Marsh on Monday
The rise and rise of Asian financial centers7/23/12 7/23/2012 (MarketWatch)Print
ReutersThe Marina Bay Financial Centre in Singapore -- and its counterparts in China, Malaysia and Hong Kong -- are fast overtaking traditional money centers in the West.
SINGAPORE (MarketWatch) -- A lot has been said and written about the power shift between East and West engendered by worldwide economic changes of the past 10 years, especially the 2007-08 trans-Atlantic financial crisis. But as British newspaper headline writers like to say when a transition of gigantic proportions is upon us: "You ain't seen nothin' yet."
Already since the end of the 1990s, we have seen two phases in Asia's economic renaissance. First came a period of rapid reserve asset accumulation by non-Western economies, an expression of current account surpluses, high savings ratios and a refusal to let currency appreciation damp rising exports.
Then, in the aftermath of the sub-prime imbroglio and then the collapse of Lehman Brothers, we saw stronger-than-ever signs of the Eastern economies' resilience as the US and Europe remained bogged down in post-crisis doldrums.
We are about to witness a third phase: the powering ahead of Asian financial markets as a part of sweeping changes in the make-up of assets and liabilities around the world. The stage is set for Asian practices and principles gradually to come to the fore in global financial services.
There are several straws in the wind. Two of the top three stock market flotations this year -- the $3 billion listing of palm-oil firm Felda Global Ventures and the $2 billion initial public offering of state-backed IHH Healthcare Bhd, Asia's largest private hospital operator -- have been carried out in Malaysia, a country that was hardly on the financial radar screen until a few years ago.
Malaysia's cash-rich pension funds and fund management groups have allowed the country to buck the trend of scrapped IPOs that have brought setbacks this year not only in the West but also in Asian centers like Hong Kong.
Malaysia, too, has supplied the investors for a landmark property deal in London -- the £400 million Battersea Power Station transaction for property group SP Setia, palm-oil group Sime Darby, and Employees Provident Fund, the country's largest pension fund, which U.K. Prime Minister David Cameron intends to extol as a sign of a new investment partnership between Europe and Asia.
At a wider level, Asian fixed-income markets have been recipients of large inflows this year as investors around the globe pile into new asset classes free of the uncertainties overhanging the dollar and the euro. In M&A and private equity, investors and deal makers from Asia are assuming ever-more self-confident positions that make them less dependent on financial intermediaries and bankers from the West. In new product areas, watch out for a spate of offerings in Islamic finance that will mount a rising challenge to Western institutions, which are hardly in the best position to withstand competition.

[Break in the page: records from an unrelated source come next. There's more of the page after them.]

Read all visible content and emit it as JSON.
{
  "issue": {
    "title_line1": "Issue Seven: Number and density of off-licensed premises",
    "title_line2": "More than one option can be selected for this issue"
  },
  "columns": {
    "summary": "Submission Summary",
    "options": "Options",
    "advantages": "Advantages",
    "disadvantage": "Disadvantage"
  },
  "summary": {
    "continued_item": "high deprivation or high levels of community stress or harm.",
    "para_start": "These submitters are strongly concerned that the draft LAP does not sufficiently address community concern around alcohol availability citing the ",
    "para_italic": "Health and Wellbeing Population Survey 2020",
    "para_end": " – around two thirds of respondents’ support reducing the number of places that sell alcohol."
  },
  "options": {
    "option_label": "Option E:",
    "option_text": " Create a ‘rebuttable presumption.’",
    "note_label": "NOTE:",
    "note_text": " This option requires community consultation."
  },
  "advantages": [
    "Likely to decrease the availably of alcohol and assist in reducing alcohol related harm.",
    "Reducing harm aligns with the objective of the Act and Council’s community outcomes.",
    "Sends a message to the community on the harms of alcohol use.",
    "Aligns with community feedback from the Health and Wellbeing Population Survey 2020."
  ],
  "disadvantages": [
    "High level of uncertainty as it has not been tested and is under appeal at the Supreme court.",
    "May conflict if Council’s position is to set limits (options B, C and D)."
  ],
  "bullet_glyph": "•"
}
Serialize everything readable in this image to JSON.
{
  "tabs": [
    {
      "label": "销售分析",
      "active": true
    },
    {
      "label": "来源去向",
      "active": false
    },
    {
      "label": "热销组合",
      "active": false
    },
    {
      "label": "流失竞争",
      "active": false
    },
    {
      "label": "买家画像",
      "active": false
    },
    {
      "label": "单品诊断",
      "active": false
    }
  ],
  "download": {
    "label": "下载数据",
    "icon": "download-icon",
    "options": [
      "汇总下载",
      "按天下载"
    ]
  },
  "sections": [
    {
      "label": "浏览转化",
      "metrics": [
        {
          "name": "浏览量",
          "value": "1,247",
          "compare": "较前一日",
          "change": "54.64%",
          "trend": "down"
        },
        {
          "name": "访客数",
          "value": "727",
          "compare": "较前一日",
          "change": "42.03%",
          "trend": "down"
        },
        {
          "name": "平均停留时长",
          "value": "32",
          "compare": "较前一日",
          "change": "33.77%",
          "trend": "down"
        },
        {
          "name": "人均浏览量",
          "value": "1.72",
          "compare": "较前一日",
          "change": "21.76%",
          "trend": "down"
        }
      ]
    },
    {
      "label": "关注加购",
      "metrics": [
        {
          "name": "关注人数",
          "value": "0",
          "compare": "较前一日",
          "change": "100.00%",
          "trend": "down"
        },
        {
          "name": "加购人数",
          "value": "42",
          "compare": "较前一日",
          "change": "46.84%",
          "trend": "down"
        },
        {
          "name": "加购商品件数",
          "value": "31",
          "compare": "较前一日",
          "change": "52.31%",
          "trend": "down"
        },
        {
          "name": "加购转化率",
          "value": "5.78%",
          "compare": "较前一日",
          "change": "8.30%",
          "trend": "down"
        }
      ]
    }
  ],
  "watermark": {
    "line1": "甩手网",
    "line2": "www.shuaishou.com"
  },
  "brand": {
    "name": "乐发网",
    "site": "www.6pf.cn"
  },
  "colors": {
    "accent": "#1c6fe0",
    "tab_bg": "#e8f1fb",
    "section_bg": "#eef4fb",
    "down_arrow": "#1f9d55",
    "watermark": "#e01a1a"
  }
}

Europe and the U.S. are reeling under the impact of a spate of financial industry setbacks -- ranging from the sub-prime debacle and blatant disregards for investment-banking conflicts of interest through to the latest scandals over financial product mis-selling, Libor fixing and money laundering. Overshadowing everything has been the weakening of the banks, especially in Europe, as a result of the demise of the Western growth model and the buildup of debt owed by private and public-sector borrowers, part of which will plainly never be repaid.
Disparities have been exacerbated by Europe's abject failure first to diagnose and then to repair the innate shortcomings of economic and monetary union (EMU), the single currency project that was supposed to promote growth, investment and employment but instead has turned into Europe's melancholy union. The disappointments surrounding EMU have taken their toll on European investment banking as the hotly anticipated spate of M&A and capital-market opportunities induced by a single euro financial market has failed to materialize.
Differences between East and West have been enhanced, too, by America's inability to put its public finances on to a sounder footing, which leaves the U.S. financial system at the mercy of adversarial political forces before and after the end-year presidential elections.
For bankers and product specialists, the message is clear. Growth, innovation and dynamism in financial services are likely to migrate beyond the West. Just as Asia in past centuries used to measure itself by reference to Europe (seen in the appellations "near East"," far East" etc), in the future Europe and the U.S. are likely to register their own prowess by reference to Asia.
For financial practitioners who have grown up in the financial sector penumbra of the City or Manhattan (let alone Paris or Frankfurt), there can be only one conclusion. "Go East, young man! (or woman!)." Potential, responsibility and reward are on offer with ever-greater urgency in the centers of Shanghai, Hong Kong, Singapore and Kuala Lumpur.
If you work in financial services, ignore at your peril the implications of this sea change. The world is rapidly changing and if you want to capitalize on that, move to the places where things are happening.